During the height of the AIDS epidemic, we lost millions of people on a global level.
Today, Dec. 1, 2015, marks World Aids Day -- a time for us to reflect on those that we have lost, those who are thriving and the advances our society has made when it comes to the prevention and treatment of HIV.
We still have a lot of work left to do in order to eradicate AIDS and HIV stigma is still alive and well, making it crucial that we honor the lives and work of those who died due to the disease.
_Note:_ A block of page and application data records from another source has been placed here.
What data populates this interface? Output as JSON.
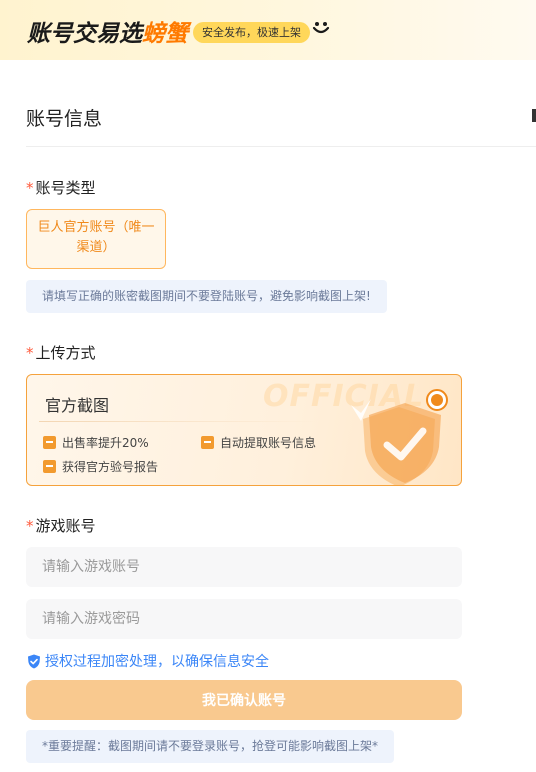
{
  "banner": {
    "brand": "账号交易选",
    "brand_accent": "螃蟹",
    "slogan": "安全发布，极速上架"
  },
  "section": {
    "title": "账号信息"
  },
  "account_type": {
    "required_mark": "*",
    "label": "账号类型",
    "options": [
      {
        "label": "巨人官方账号（唯一渠道）",
        "selected": true
      }
    ],
    "tip": "请填写正确的账密截图期间不要登陆账号，避免影响截图上架!"
  },
  "upload_method": {
    "required_mark": "*",
    "label": "上传方式",
    "card": {
      "title": "官方截图",
      "watermark": "OFFICIAL",
      "selected": true,
      "features": [
        "出售率提升20%",
        "自动提取账号信息",
        "获得官方验号报告"
      ]
    }
  },
  "game_account": {
    "required_mark": "*",
    "label": "游戏账号",
    "account_input": {
      "placeholder": "请输入游戏账号",
      "value": ""
    },
    "password_input": {
      "placeholder": "请输入游戏密码",
      "value": ""
    },
    "security_note": "授权过程加密处理，以确保信息安全"
  },
  "confirm_button": {
    "label": "我已确认账号"
  },
  "footer_tip": "*重要提醒：截图期间请不要登录账号，抢登可能影响截图上架*",
  "colors": {
    "accent": "#f08a1c",
    "required": "#ff5a3c",
    "link_blue": "#3b86f7",
    "button_disabled": "#f9c98f",
    "tip_bg": "#eef3fc"
  }
}
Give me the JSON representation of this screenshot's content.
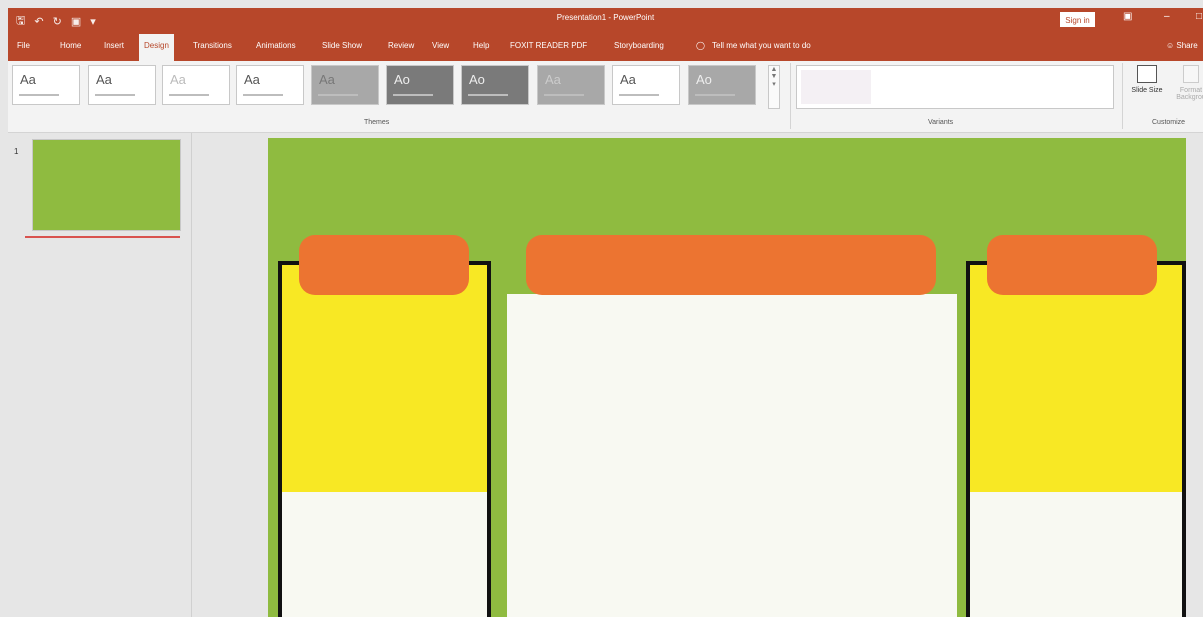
{
  "titlebar": {
    "title": "Presentation1 - PowerPoint",
    "sign_in": "Sign in",
    "qat": {
      "save_icon": "save-icon",
      "undo_icon": "undo-icon",
      "redo_icon": "redo-icon",
      "customize_icon": "start-from-beginning-icon",
      "more_icon": "dropdown-icon"
    }
  },
  "tabs": {
    "file": "File",
    "home": "Home",
    "insert": "Insert",
    "design": "Design",
    "transitions": "Transitions",
    "animations": "Animations",
    "slide_show": "Slide Show",
    "review": "Review",
    "view": "View",
    "help": "Help",
    "foxit": "FOXIT READER PDF",
    "storyboarding": "Storyboarding",
    "tell_me": "Tell me what you want to do",
    "share": "Share"
  },
  "ribbon": {
    "themes_label": "Themes",
    "variants_label": "Variants",
    "customize_label": "Customize",
    "slide_size_label": "Slide Size",
    "format_bg_label": "Format Backgrou",
    "theme_aa": "Aa",
    "theme_ao": "Ao"
  },
  "thumbnails": {
    "slide_number": "1"
  },
  "colors": {
    "accent": "#b7472a",
    "slide_bg": "#8fbb40",
    "orange": "#ec7431",
    "yellow": "#f8e824",
    "panel": "#f8f9f2"
  }
}
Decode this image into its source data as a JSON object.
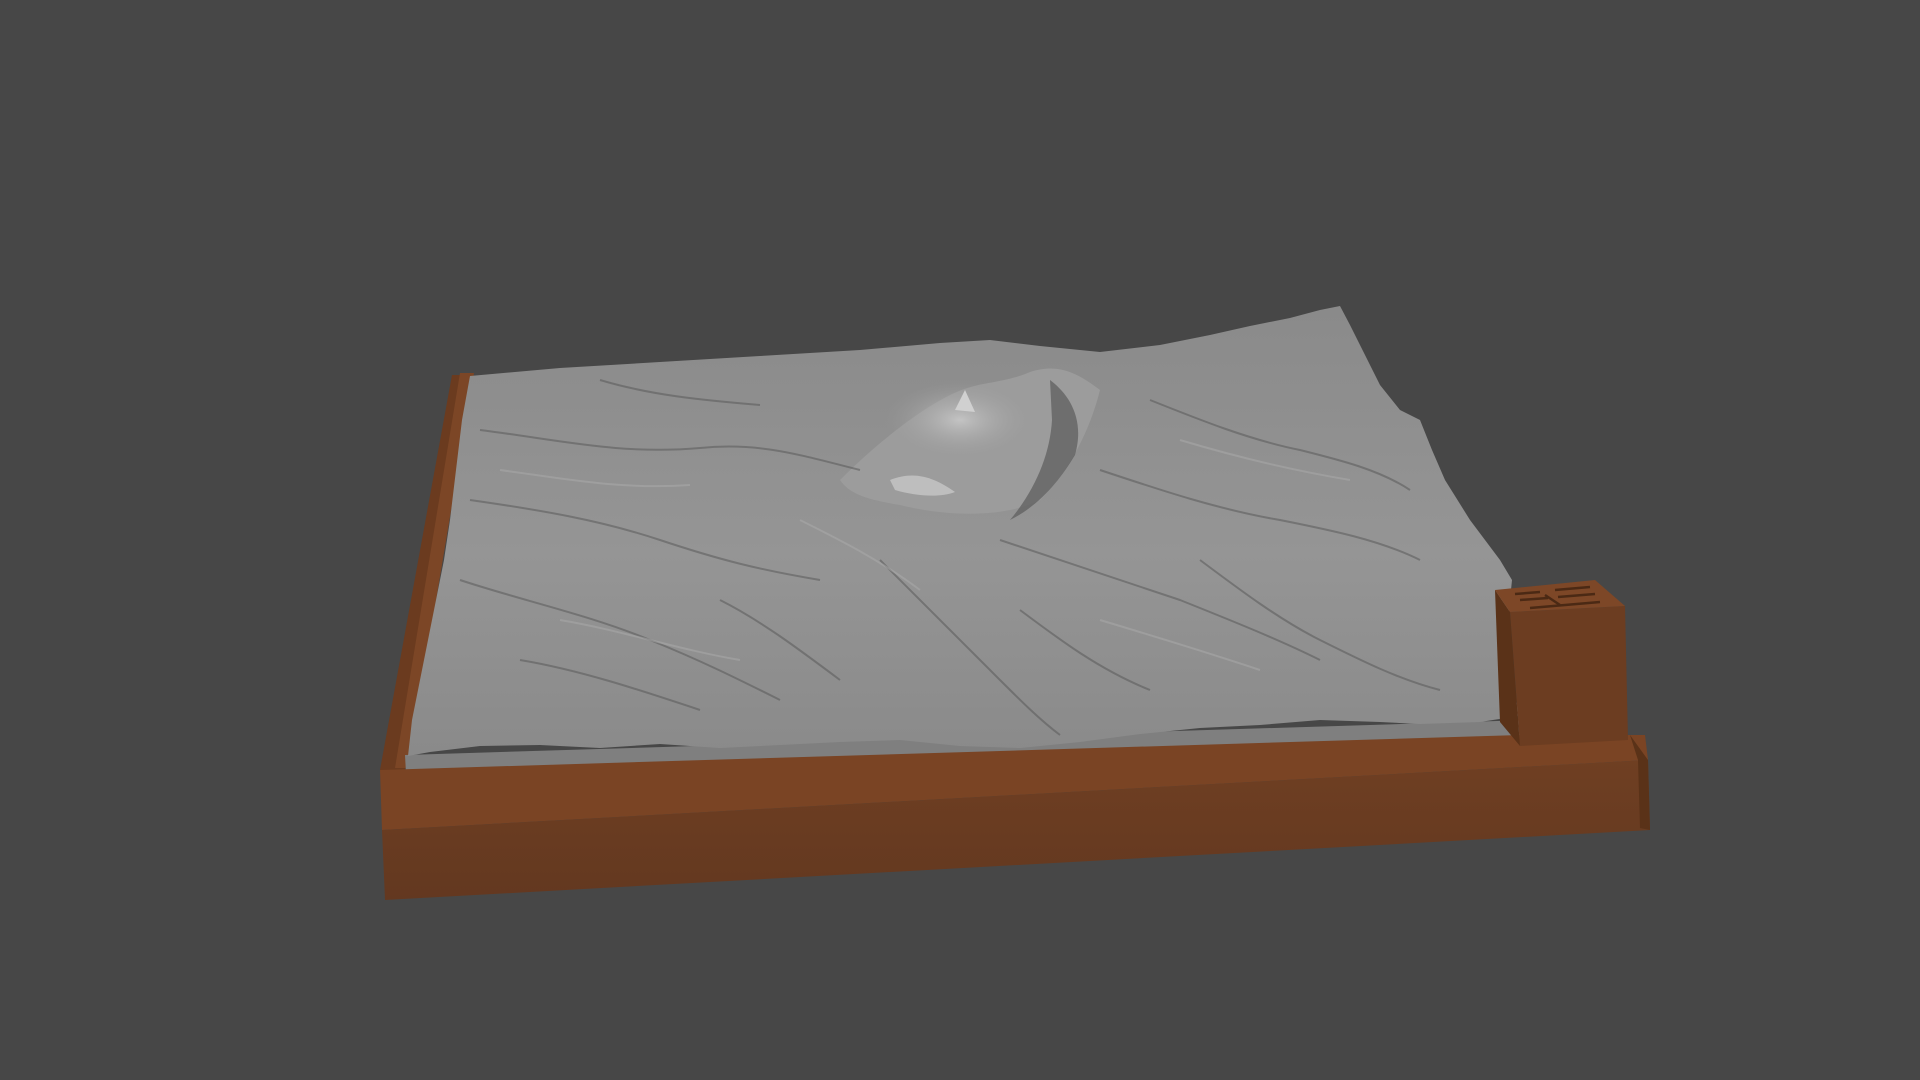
{
  "viewport": {
    "background_color": "#474747",
    "object": "terrain-relief-model",
    "colors": {
      "terrain": "#8e8e8e",
      "terrain_highlight": "#b4b4b4",
      "terrain_shadow": "#4f4f4f",
      "base_wood_top": "#7a4424",
      "base_wood_front": "#6a3c20",
      "base_wood_side": "#5a3218",
      "inner_floor": "#7f7f7f"
    }
  }
}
To that end, POBA, which describes itself as the "first virtual cultural arts center to celebrate the enduring and transformative power of creativity by featuring works of deceased 20th and 21st century artists, launched an exhibit today called "Art Lives" that elevates seven artists who died from AIDS, some well known and some obscure, in an effort to digitally preserve and honor their bodies of work.
POBA is also asking the public to nominate other outstanding artists that died of AIDS who they believe should also have their work showcased.
The Huffington Post chatted with Jennifer Cohen, Managing Director of Songmasters, which developed and operates POBA on behalf to the James Kirk Bernard Foundation, about the exhibit this week.
The Huffington Post: What is the overarching vision for this collection?
Jennifer Cohen: Where the Arts Live has launched the Art Lives initiative to help preserve and celebrate the creative legacies of a generation of artists in all media -- known and unknown, professional as well as amateur -- whose lives and work were cut short by AIDS. By highlighting a wide-range of talents who were nominated by DIFFA, Visual AIDS and LifeBEAT, POBA is also inviting other organizations and the public at large to participate in this celebration by nominating exceptional artists -- painters, photographers, dancers, designers, musicians and more -- they know who died of AIDS whose work they believe should be shared with others through displays on POBA. We will be accepting such nominations through February but all exhibits will have a permanent home on POBA.
Why is it so important for us to preserve the work of these individuals in a digital context?
Many of those who passed in the devastating early waves of the AIDS epidemic died before the digital era. But for the few whose work is well-known or preserved in various libraries or museums, their work is in danger of being lost forever as time passes. Many of the creations exist only as photos, as analog tapes and as sketches or in other forms that can degrade with time. Still others have been relegated to storage, uncatalogued or preserved. Precious little, even that which has been donated to museums and libraries, is readily available for the public. Through POBA’s online displays we want to make their art available for all to discover and appreciate while also pointing to where they might learn more about their art and lives.
It will be the only online center actually featuring the creative work of those who have passed from AIDS and is completely open to the public for their discovery and enjoyment. These powerful creative voices may have passed away, but their creative legacies should live on. Art Lives is also meant to call attention to the ongoing fight against HIV/AIDS and the efforts of our partner organizations who continue to offer direct help, counseling and education to another generation still susceptible to this disease.
Who are the individuals featured in this collection?
[Of] the seven inaugural artists who were nominated by our three initial partner organizations, each has a very unique creative voice and style. In some cases it took POBA months to track down family members and others who might have access to their works. The circuitous paths we were led on in our journey to find these people underscores why it is important to embark on this project now before leads to these artists’ families and creative works becomes even harder to uncover.
What do you want people to take away from this collection?
All of us involved in the Arts Live initiative hope that through the permanent displays we are creating together with the public a new generation of art lovers can experience these amazing works and feel first-hand that although the talents that created them may have passed away, their art lives on.
Check out some other art featured in the Art Lives collection below or head here for more from POBA.